The big question for planners since the outset of the pandemic has been how cities and communities will change, and what role planners will take in implementing those changes. Here are four potential ways for urban planning to respond to the crisis.
(Opinion) After devoting more than a century of planning and engineering effort to the movement and storage of cars above all other considerations, U.S. cities have suddenly, temporarily shifted priorities.
Renters in smaller multi-family buildings and single-family homes are faced with larger economic challenges during the pandemic, according to new analysis by researchers at the Joint Center for Housing Studies of Harvard University.
Joint Center for Housing Studies of Harvard University
Conflicts between church and state are being decided in state and federal courts as governors act to protect their constituents from the coronavirus while religious institutions and their supporters seek exceptions from social gathering restrictions.
The effects of the economic downturn resulting from the public health crisis presented by Covid-19 could have long-term impacts on the ability of California to plan and build new transportation infrastructure.
Some cities are leasing entire hotels to provide rooms for people who have tested positive for COVID-19 or been exposed to infected people, to allow for safe and supportive isolation away from family or household members who risk being infected.

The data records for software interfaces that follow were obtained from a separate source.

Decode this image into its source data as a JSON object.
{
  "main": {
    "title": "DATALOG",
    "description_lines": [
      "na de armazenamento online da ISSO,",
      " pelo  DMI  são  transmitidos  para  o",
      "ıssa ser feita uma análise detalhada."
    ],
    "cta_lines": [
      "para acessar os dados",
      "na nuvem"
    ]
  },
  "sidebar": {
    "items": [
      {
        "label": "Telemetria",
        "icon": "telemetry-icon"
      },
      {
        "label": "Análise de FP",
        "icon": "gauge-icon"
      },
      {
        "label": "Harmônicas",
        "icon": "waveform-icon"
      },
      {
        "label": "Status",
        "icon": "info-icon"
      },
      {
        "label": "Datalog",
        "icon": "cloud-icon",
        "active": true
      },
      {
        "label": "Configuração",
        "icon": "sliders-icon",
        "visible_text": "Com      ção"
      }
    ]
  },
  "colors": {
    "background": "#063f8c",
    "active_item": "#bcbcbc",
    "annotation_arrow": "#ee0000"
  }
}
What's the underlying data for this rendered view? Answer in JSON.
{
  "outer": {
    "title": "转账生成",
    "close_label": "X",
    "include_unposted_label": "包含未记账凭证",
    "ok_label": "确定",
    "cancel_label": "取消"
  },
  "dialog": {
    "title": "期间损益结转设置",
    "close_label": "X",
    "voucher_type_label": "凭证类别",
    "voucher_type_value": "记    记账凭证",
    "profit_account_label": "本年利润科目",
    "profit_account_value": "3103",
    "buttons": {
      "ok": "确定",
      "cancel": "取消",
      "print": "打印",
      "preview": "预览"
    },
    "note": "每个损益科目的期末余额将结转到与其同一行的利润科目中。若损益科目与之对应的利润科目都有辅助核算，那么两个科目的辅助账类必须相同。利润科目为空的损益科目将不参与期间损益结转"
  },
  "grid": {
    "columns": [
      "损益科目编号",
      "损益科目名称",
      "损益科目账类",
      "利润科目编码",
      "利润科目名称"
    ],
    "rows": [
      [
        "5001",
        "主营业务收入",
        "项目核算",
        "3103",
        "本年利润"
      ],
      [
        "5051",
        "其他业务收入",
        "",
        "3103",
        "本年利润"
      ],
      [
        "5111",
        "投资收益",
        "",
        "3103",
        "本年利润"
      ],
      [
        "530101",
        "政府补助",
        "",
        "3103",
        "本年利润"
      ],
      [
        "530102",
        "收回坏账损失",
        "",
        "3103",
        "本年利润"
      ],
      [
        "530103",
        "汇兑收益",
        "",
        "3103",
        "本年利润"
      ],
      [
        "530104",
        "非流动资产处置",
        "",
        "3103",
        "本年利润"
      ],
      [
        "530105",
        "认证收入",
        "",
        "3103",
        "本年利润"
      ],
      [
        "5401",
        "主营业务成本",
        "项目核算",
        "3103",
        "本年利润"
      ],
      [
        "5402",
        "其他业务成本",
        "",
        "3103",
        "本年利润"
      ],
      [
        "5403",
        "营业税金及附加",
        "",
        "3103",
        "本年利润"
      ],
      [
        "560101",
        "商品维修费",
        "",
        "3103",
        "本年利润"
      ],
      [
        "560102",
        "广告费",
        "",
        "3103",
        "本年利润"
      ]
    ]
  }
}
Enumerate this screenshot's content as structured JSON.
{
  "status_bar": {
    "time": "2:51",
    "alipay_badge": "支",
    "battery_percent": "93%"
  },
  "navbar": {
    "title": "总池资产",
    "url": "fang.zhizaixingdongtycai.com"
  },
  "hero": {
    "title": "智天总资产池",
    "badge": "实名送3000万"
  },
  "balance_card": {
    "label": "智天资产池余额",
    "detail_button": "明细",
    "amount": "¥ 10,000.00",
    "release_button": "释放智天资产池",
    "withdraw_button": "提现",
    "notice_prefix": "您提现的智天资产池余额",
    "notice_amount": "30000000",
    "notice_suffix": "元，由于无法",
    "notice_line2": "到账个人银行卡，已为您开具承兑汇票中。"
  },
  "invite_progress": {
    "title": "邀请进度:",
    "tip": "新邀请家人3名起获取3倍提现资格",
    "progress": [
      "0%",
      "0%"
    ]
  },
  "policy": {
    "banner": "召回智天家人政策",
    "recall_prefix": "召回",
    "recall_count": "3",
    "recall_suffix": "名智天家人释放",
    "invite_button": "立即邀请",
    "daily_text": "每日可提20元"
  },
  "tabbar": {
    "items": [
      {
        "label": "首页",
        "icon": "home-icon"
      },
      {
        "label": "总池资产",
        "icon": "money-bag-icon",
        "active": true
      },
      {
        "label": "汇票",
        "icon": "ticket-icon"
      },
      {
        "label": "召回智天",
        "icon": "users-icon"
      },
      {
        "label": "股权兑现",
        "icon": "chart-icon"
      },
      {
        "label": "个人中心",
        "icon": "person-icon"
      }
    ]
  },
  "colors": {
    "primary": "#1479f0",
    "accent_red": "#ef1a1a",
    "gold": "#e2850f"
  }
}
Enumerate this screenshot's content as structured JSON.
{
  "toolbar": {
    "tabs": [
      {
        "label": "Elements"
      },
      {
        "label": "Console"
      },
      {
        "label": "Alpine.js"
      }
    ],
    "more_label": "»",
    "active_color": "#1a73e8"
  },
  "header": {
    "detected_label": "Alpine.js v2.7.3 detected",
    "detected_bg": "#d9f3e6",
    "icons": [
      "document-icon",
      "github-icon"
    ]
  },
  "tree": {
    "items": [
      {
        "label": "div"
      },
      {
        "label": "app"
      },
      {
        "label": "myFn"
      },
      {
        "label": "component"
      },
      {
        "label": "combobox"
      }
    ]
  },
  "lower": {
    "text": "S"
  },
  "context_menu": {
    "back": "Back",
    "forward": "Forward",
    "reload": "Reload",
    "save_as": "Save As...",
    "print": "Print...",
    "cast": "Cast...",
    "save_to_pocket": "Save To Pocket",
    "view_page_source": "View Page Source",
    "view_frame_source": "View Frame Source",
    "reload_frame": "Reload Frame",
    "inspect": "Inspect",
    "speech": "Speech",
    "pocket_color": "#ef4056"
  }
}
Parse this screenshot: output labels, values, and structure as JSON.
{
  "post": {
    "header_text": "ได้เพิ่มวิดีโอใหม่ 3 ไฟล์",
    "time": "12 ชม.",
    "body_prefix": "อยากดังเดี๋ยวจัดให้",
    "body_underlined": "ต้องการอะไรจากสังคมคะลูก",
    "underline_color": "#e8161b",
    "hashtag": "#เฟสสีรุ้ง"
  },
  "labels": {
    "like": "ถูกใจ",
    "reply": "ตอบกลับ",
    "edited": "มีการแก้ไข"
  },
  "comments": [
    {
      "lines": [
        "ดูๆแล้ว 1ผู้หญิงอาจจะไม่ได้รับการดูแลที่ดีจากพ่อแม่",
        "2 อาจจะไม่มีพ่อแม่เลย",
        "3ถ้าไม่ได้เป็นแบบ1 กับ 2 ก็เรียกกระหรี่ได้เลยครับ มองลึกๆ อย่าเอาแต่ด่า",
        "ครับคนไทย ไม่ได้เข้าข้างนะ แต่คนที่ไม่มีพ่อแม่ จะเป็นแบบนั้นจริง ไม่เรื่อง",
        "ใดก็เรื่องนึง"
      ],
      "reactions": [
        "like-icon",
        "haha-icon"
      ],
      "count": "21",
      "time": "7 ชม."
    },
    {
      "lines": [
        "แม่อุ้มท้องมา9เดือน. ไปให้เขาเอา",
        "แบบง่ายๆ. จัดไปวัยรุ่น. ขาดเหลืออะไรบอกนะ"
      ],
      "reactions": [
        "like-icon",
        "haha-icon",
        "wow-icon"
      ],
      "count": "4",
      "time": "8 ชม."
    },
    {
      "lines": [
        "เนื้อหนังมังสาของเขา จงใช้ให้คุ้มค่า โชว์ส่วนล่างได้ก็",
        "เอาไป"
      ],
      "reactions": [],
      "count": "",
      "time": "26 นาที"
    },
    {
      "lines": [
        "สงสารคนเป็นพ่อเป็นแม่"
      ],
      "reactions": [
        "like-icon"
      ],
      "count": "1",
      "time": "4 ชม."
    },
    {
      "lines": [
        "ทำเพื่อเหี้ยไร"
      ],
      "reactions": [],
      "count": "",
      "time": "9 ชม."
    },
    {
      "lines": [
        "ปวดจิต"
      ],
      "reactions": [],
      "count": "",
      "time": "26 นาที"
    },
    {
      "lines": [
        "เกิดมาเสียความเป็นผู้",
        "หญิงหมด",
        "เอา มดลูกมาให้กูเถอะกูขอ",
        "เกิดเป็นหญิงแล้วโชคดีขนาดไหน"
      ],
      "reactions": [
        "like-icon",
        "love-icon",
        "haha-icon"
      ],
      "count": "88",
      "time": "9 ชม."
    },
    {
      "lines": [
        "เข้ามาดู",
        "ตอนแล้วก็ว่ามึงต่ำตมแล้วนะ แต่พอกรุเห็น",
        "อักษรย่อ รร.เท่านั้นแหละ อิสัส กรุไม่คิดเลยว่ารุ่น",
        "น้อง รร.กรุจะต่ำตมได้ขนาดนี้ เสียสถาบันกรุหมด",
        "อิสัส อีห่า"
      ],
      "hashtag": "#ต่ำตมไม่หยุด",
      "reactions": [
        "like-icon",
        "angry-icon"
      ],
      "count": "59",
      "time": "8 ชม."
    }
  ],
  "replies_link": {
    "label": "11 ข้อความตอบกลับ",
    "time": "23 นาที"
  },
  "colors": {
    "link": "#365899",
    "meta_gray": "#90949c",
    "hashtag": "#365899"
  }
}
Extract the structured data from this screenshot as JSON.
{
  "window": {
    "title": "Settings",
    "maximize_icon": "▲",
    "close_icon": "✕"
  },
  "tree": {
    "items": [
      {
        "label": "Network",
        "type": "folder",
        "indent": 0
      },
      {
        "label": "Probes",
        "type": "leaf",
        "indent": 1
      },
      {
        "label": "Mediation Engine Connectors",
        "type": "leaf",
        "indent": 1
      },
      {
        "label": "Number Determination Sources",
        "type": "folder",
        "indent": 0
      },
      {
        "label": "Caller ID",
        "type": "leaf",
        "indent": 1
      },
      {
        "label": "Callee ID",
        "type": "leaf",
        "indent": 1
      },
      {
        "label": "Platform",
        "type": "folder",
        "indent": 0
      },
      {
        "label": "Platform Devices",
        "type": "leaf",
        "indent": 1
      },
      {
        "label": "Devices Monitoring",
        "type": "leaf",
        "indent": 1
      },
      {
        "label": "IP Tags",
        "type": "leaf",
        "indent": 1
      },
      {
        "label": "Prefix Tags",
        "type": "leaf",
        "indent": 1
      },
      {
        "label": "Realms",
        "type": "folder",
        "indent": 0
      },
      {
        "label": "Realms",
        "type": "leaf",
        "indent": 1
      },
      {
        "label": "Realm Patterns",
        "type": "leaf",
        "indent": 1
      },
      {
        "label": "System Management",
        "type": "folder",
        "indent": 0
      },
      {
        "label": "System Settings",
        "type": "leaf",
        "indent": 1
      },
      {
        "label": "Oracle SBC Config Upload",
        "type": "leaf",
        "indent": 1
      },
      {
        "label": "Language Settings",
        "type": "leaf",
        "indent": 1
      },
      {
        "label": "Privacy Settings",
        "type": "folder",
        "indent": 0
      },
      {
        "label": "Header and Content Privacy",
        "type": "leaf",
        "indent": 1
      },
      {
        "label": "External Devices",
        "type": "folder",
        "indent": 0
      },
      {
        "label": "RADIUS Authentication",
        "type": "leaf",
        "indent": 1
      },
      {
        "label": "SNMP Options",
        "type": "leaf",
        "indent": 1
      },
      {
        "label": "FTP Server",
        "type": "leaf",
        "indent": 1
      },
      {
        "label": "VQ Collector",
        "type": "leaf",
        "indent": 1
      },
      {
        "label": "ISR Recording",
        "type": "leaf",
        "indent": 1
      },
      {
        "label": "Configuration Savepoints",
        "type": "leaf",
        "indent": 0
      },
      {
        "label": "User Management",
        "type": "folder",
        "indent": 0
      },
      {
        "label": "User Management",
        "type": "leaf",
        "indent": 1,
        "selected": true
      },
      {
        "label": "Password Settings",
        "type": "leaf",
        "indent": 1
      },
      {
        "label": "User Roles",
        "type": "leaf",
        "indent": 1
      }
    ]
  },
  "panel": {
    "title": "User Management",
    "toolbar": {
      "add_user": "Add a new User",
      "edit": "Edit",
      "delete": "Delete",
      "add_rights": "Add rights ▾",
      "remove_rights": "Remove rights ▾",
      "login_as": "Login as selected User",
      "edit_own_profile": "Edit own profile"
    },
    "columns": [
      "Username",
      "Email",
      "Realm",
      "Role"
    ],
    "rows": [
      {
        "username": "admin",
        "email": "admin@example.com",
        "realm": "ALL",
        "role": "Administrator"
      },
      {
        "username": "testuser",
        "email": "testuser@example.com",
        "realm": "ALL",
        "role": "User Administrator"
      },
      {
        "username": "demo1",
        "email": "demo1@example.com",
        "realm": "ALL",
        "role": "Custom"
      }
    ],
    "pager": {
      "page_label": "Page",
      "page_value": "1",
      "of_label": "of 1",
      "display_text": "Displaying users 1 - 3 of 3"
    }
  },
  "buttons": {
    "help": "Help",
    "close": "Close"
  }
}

As the infection rate at jails in places like New York began to climb, officials started looking for criteria to use in determining which inmates could be released. Then they ran into a familiar but now heightened dilemma.
Jones Lang LaSalle (JLL) International Director Carl Muhlstein offers his outlook for what lies ahead in real estate and shares insight on the political tug-of-war between landlords and renters in the struggle for relief and protection.
A public-private partnership between the city of San Diego and GE Current to develop a smart streetlights program started in 2017 has not lived up to expectations three years and $300 million dollars later.
California was the first state to require all residents to submit to a stay-at-home order, and it appears that Gov. Gavin Newsom wants to ensure it's not the last one to relax that order, regardless of whether it meets the federal guidelines.